Task directions
Read through the entries below and return each line with the word "user".
————
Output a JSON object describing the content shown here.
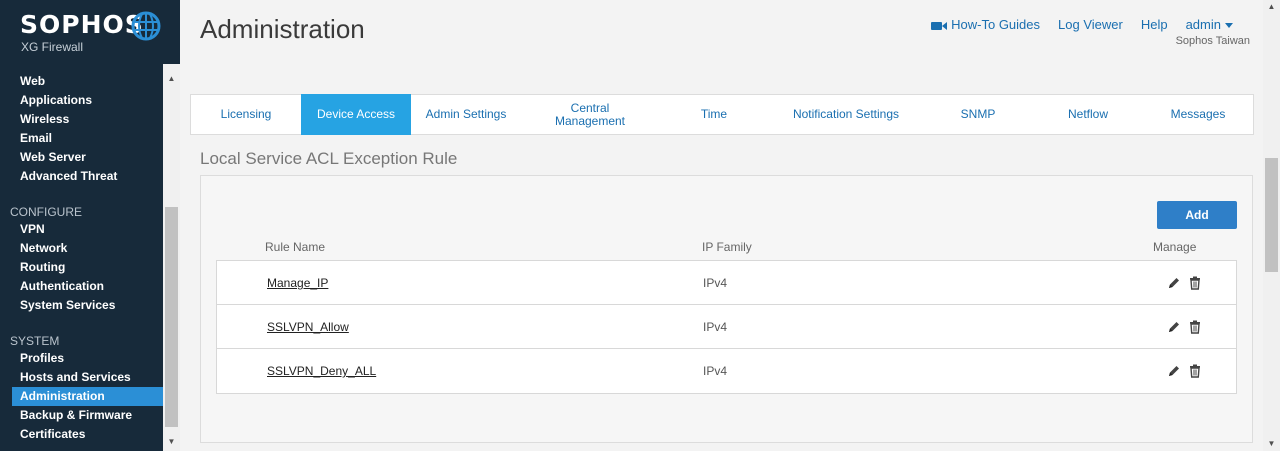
{
  "brand": {
    "name": "SOPHOS",
    "product": "XG Firewall"
  },
  "sidebar": {
    "items_top": [
      {
        "label": "Web"
      },
      {
        "label": "Applications"
      },
      {
        "label": "Wireless"
      },
      {
        "label": "Email"
      },
      {
        "label": "Web Server"
      },
      {
        "label": "Advanced Threat"
      }
    ],
    "configure_label": "CONFIGURE",
    "configure_items": [
      {
        "label": "VPN"
      },
      {
        "label": "Network"
      },
      {
        "label": "Routing"
      },
      {
        "label": "Authentication"
      },
      {
        "label": "System Services"
      }
    ],
    "system_label": "SYSTEM",
    "system_items": [
      {
        "label": "Profiles"
      },
      {
        "label": "Hosts and Services"
      },
      {
        "label": "Administration"
      },
      {
        "label": "Backup & Firmware"
      },
      {
        "label": "Certificates"
      }
    ],
    "active_item": "Administration"
  },
  "header": {
    "title": "Administration",
    "links": {
      "how_to": "How-To Guides",
      "log_viewer": "Log Viewer",
      "help": "Help",
      "user": "admin"
    },
    "org": "Sophos Taiwan"
  },
  "tabs": [
    {
      "label": "Licensing"
    },
    {
      "label": "Device Access"
    },
    {
      "label": "Admin Settings"
    },
    {
      "label": "Central Management"
    },
    {
      "label": "Time"
    },
    {
      "label": "Notification Settings"
    },
    {
      "label": "SNMP"
    },
    {
      "label": "Netflow"
    },
    {
      "label": "Messages"
    }
  ],
  "active_tab": "Device Access",
  "section": {
    "title": "Local Service ACL Exception Rule",
    "add_label": "Add",
    "columns": {
      "rule_name": "Rule Name",
      "ip_family": "IP Family",
      "manage": "Manage"
    },
    "rows": [
      {
        "name": "Manage_IP",
        "ip_family": "IPv4"
      },
      {
        "name": "SSLVPN_Allow",
        "ip_family": "IPv4"
      },
      {
        "name": "SSLVPN_Deny_ALL",
        "ip_family": "IPv4"
      }
    ]
  },
  "colors": {
    "sidebar_bg": "#172a3a",
    "active_nav": "#2b8fd6",
    "active_tab": "#26a3e3",
    "link": "#1a6fb0",
    "add_button": "#2f7fc8"
  }
}
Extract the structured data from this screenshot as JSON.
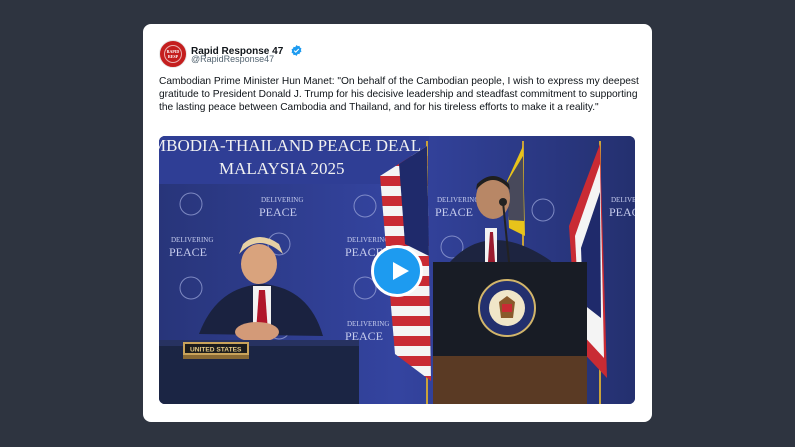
{
  "post": {
    "author_name": "Rapid Response 47",
    "author_handle": "@RapidResponse47",
    "avatar_text": "RAPID RESPONSE 47",
    "verified": true,
    "text": "Cambodian Prime Minister Hun Manet: \"On behalf of the Cambodian people, I wish to express my deepest gratitude to President Donald J. Trump for his decisive leadership and steadfast commitment to supporting the lasting peace between Cambodia and Thailand, and for his tireless efforts to make it a reality.\""
  },
  "video": {
    "banner_line1": "MBODIA-THAILAND PEACE DEAL",
    "banner_line2": "MALAYSIA 2025",
    "backdrop_text_1": "DELIVERING",
    "backdrop_text_2": "PEACE",
    "name_plate": "UNITED STATES",
    "play_button_icon": "play-icon"
  },
  "colors": {
    "page_background": "#2e3440",
    "card_background": "#ffffff",
    "verified_blue": "#1d9bf0",
    "backdrop_blue": "#2c3a88"
  }
}
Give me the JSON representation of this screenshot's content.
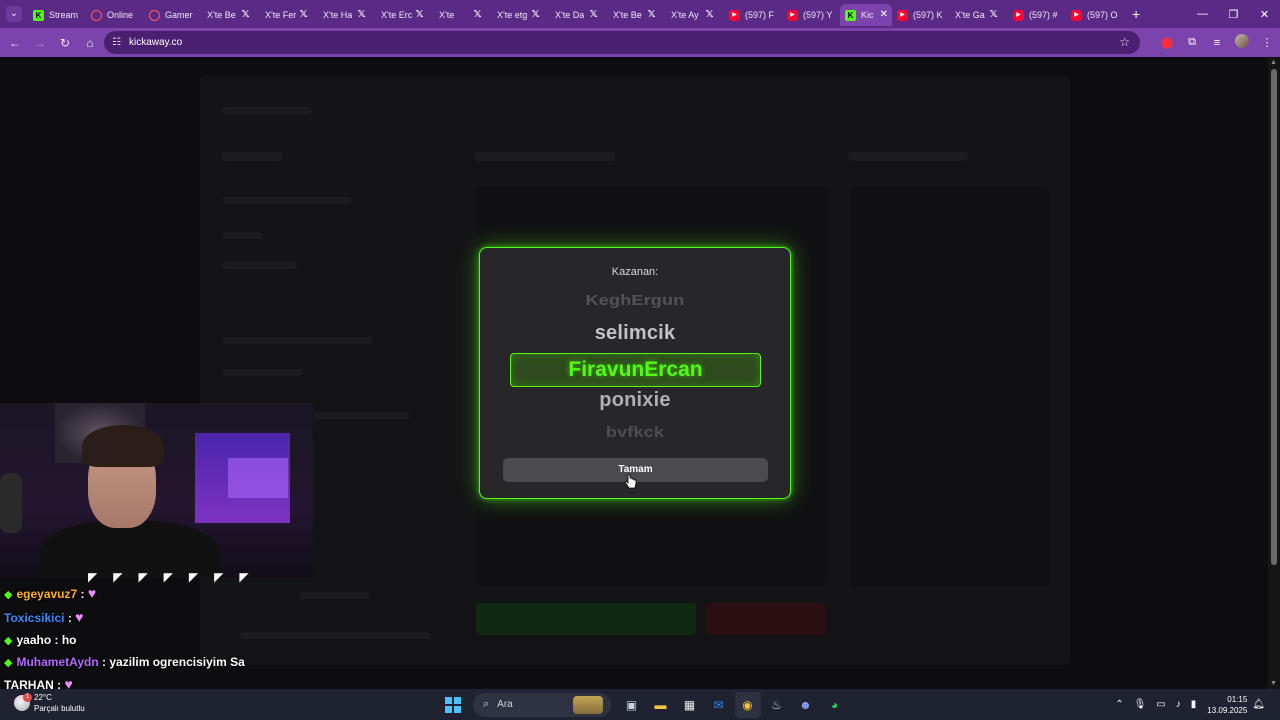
{
  "browser": {
    "tabs": [
      {
        "title": "Stream",
        "icon": "k"
      },
      {
        "title": "Online",
        "icon": "ot"
      },
      {
        "title": "Gamer",
        "icon": "ot"
      },
      {
        "title": "X'te Be",
        "icon": "x"
      },
      {
        "title": "X'te Fer",
        "icon": "x"
      },
      {
        "title": "X'te Ha",
        "icon": "x"
      },
      {
        "title": "X'te Erc",
        "icon": "x"
      },
      {
        "title": "X'te",
        "icon": "x"
      },
      {
        "title": "X'te etg",
        "icon": "x"
      },
      {
        "title": "X'te Da",
        "icon": "x"
      },
      {
        "title": "X'te Be",
        "icon": "x"
      },
      {
        "title": "X'te Ay",
        "icon": "x"
      },
      {
        "title": "(597) F",
        "icon": "yt"
      },
      {
        "title": "(597) Y",
        "icon": "yt"
      },
      {
        "title": "Kic",
        "icon": "k",
        "active": true
      },
      {
        "title": "(597) K",
        "icon": "yt"
      },
      {
        "title": "X'te Ga",
        "icon": "x"
      },
      {
        "title": "(597) #",
        "icon": "yt"
      },
      {
        "title": "(597) O",
        "icon": "yt"
      }
    ],
    "url": "kickaway.co"
  },
  "modal": {
    "caption": "Kazanan:",
    "names": [
      "KeghErgun",
      "selimcik",
      "FiravunErcan",
      "ponixie",
      "bvfkck"
    ],
    "winner": "FiravunErcan",
    "ok_label": "Tamam",
    "accent": "#53fc18"
  },
  "chat": {
    "messages": [
      {
        "user": "egeyavuz7",
        "text": "",
        "emote": true
      },
      {
        "user": "Toxicsikici",
        "text": "",
        "emote": true
      },
      {
        "user": "yaaho",
        "text": "ho",
        "emote": false
      },
      {
        "user": "MuhametAydn",
        "text": "yazilim ogrencisiyim Sa",
        "emote": false
      },
      {
        "user": "TARHAN",
        "text": "",
        "emote": true
      }
    ]
  },
  "taskbar": {
    "weather_temp": "22°C",
    "weather_desc": "Parçalı bulutlu",
    "weather_badge": "1",
    "search_label": "Ara",
    "time": "01:15",
    "date": "13.09.2025"
  }
}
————
Answer box
      "user": "admin"
        "user": "egeyavuz7",
        "user": "Toxicsikici",
        "user": "yaaho",
        "user": "MuhametAydn",
        "user": "TARHAN",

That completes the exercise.